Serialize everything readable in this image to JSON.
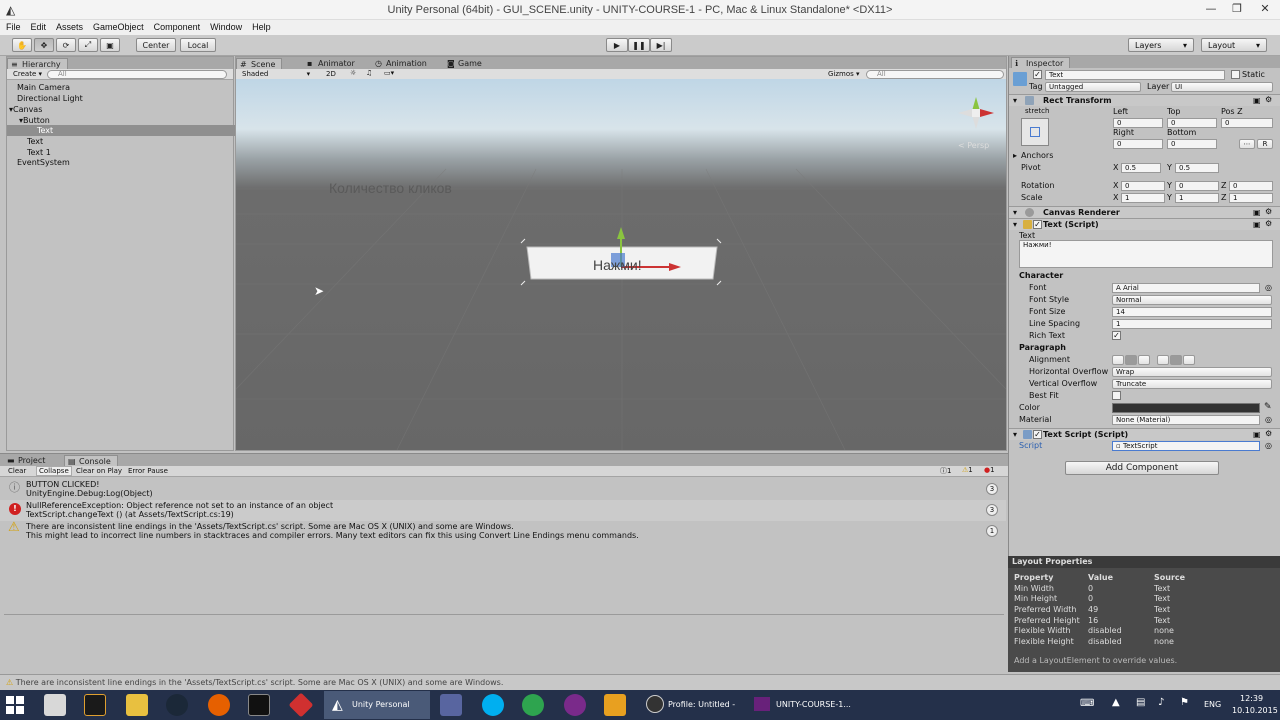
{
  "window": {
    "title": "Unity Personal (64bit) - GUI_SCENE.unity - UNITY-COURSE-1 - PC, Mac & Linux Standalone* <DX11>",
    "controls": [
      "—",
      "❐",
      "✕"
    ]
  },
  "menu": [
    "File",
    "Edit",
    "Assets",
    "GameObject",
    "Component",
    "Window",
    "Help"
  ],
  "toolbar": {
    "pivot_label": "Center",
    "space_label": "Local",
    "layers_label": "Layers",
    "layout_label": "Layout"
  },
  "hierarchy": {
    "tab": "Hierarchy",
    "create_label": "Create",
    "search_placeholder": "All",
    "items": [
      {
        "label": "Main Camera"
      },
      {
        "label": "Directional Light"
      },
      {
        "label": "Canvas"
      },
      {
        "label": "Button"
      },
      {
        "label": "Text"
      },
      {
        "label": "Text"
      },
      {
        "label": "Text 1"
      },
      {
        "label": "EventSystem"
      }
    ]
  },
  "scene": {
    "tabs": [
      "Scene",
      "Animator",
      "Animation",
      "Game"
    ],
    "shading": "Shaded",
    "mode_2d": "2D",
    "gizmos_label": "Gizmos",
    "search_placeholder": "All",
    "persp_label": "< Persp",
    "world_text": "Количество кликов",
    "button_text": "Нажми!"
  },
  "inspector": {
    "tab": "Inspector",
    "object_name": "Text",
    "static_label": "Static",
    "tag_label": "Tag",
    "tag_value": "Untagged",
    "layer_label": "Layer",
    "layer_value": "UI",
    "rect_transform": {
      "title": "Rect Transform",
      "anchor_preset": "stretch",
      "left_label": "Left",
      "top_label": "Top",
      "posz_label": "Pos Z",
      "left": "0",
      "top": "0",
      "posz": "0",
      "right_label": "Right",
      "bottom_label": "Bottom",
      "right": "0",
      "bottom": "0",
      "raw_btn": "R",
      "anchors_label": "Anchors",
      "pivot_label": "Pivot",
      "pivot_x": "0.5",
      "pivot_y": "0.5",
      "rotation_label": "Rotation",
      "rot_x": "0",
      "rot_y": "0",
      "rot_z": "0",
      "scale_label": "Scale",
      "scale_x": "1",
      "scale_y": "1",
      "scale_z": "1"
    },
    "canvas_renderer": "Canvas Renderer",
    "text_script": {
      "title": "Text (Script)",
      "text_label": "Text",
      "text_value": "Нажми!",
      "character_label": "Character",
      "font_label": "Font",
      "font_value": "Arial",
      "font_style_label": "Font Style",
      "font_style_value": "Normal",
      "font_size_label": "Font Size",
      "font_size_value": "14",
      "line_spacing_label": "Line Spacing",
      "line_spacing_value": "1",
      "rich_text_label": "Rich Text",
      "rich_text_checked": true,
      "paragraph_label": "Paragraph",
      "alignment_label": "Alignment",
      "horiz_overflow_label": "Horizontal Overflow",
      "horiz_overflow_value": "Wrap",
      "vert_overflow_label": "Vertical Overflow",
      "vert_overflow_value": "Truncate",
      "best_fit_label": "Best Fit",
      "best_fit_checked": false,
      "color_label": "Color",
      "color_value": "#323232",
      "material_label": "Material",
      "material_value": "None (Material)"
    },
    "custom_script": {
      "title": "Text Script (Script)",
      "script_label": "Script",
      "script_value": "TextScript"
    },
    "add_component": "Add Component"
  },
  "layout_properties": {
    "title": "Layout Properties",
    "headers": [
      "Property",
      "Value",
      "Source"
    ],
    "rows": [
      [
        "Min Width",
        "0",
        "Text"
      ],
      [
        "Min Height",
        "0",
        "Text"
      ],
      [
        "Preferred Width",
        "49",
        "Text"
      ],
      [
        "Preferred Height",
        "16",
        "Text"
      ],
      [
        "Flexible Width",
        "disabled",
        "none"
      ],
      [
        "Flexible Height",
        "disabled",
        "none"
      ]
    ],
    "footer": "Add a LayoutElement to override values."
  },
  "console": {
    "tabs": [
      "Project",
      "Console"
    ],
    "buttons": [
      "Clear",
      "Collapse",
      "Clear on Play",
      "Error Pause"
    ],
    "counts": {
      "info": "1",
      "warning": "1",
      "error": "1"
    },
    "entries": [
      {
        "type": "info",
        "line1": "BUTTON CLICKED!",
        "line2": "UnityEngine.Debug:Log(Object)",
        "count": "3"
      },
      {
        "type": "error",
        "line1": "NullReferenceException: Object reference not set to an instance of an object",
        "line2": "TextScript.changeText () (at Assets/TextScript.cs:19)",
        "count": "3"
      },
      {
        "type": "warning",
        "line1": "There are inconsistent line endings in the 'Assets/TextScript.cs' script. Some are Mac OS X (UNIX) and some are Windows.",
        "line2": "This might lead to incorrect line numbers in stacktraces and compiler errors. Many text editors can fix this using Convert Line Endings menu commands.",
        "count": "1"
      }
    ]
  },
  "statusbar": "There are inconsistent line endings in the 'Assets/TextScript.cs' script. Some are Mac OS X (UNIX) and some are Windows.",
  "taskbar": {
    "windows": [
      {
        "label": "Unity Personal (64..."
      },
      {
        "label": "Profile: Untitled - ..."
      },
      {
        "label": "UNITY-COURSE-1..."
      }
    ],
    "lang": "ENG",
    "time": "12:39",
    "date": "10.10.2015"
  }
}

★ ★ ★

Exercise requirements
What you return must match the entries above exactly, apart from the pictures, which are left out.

Response to this exercise
Serialize everything readable in this image to JSON.
{
  "window": {
    "title": "Unity Personal (64bit) - GUI_SCENE.unity - UNITY-COURSE-1 - PC, Mac & Linux Standalone* <DX11>",
    "controls": [
      "—",
      "❐",
      "✕"
    ]
  },
  "menu": [
    "File",
    "Edit",
    "Assets",
    "GameObject",
    "Component",
    "Window",
    "Help"
  ],
  "toolbar": {
    "pivot_label": "Center",
    "space_label": "Local",
    "layers_label": "Layers",
    "layout_label": "Layout"
  },
  "hierarchy": {
    "tab": "Hierarchy",
    "create_label": "Create",
    "search_placeholder": "All",
    "items": [
      {
        "label": "Main Camera"
      },
      {
        "label": "Directional Light"
      },
      {
        "label": "Canvas"
      },
      {
        "label": "Button"
      },
      {
        "label": "Text"
      },
      {
        "label": "Text"
      },
      {
        "label": "Text 1"
      },
      {
        "label": "EventSystem"
      }
    ]
  },
  "scene": {
    "tabs": [
      "Scene",
      "Animator",
      "Animation",
      "Game"
    ],
    "shading": "Shaded",
    "mode_2d": "2D",
    "gizmos_label": "Gizmos",
    "search_placeholder": "All",
    "persp_label": "< Persp",
    "world_text": "Количество кликов",
    "button_text": "Нажми!"
  },
  "inspector": {
    "tab": "Inspector",
    "object_name": "Text",
    "static_label": "Static",
    "tag_label": "Tag",
    "tag_value": "Untagged",
    "layer_label": "Layer",
    "layer_value": "UI",
    "rect_transform": {
      "title": "Rect Transform",
      "anchor_preset": "stretch",
      "left_label": "Left",
      "top_label": "Top",
      "posz_label": "Pos Z",
      "left": "0",
      "top": "0",
      "posz": "0",
      "right_label": "Right",
      "bottom_label": "Bottom",
      "right": "0",
      "bottom": "0",
      "raw_btn": "R",
      "anchors_label": "Anchors",
      "pivot_label": "Pivot",
      "pivot_x": "0.5",
      "pivot_y": "0.5",
      "rotation_label": "Rotation",
      "rot_x": "0",
      "rot_y": "0",
      "rot_z": "0",
      "scale_label": "Scale",
      "scale_x": "1",
      "scale_y": "1",
      "scale_z": "1"
    },
    "canvas_renderer": "Canvas Renderer",
    "text_script": {
      "title": "Text (Script)",
      "text_label": "Text",
      "text_value": "Нажми!",
      "character_label": "Character",
      "font_label": "Font",
      "font_value": "Arial",
      "font_style_label": "Font Style",
      "font_style_value": "Normal",
      "font_size_label": "Font Size",
      "font_size_value": "14",
      "line_spacing_label": "Line Spacing",
      "line_spacing_value": "1",
      "rich_text_label": "Rich Text",
      "rich_text_checked": true,
      "paragraph_label": "Paragraph",
      "alignment_label": "Alignment",
      "horiz_overflow_label": "Horizontal Overflow",
      "horiz_overflow_value": "Wrap",
      "vert_overflow_label": "Vertical Overflow",
      "vert_overflow_value": "Truncate",
      "best_fit_label": "Best Fit",
      "best_fit_checked": false,
      "color_label": "Color",
      "color_value": "#323232",
      "material_label": "Material",
      "material_value": "None (Material)"
    },
    "custom_script": {
      "title": "Text Script (Script)",
      "script_label": "Script",
      "script_value": "TextScript"
    },
    "add_component": "Add Component"
  },
  "layout_properties": {
    "title": "Layout Properties",
    "headers": [
      "Property",
      "Value",
      "Source"
    ],
    "rows": [
      [
        "Min Width",
        "0",
        "Text"
      ],
      [
        "Min Height",
        "0",
        "Text"
      ],
      [
        "Preferred Width",
        "49",
        "Text"
      ],
      [
        "Preferred Height",
        "16",
        "Text"
      ],
      [
        "Flexible Width",
        "disabled",
        "none"
      ],
      [
        "Flexible Height",
        "disabled",
        "none"
      ]
    ],
    "footer": "Add a LayoutElement to override values."
  },
  "console": {
    "tabs": [
      "Project",
      "Console"
    ],
    "buttons": [
      "Clear",
      "Collapse",
      "Clear on Play",
      "Error Pause"
    ],
    "counts": {
      "info": "1",
      "warning": "1",
      "error": "1"
    },
    "entries": [
      {
        "type": "info",
        "line1": "BUTTON CLICKED!",
        "line2": "UnityEngine.Debug:Log(Object)",
        "count": "3"
      },
      {
        "type": "error",
        "line1": "NullReferenceException: Object reference not set to an instance of an object",
        "line2": "TextScript.changeText () (at Assets/TextScript.cs:19)",
        "count": "3"
      },
      {
        "type": "warning",
        "line1": "There are inconsistent line endings in the 'Assets/TextScript.cs' script. Some are Mac OS X (UNIX) and some are Windows.",
        "line2": "This might lead to incorrect line numbers in stacktraces and compiler errors. Many text editors can fix this using Convert Line Endings menu commands.",
        "count": "1"
      }
    ]
  },
  "statusbar": "There are inconsistent line endings in the 'Assets/TextScript.cs' script. Some are Mac OS X (UNIX) and some are Windows.",
  "taskbar": {
    "windows": [
      {
        "label": "Unity Personal (64..."
      },
      {
        "label": "Profile: Untitled - ..."
      },
      {
        "label": "UNITY-COURSE-1..."
      }
    ],
    "lang": "ENG",
    "time": "12:39",
    "date": "10.10.2015"
  }
}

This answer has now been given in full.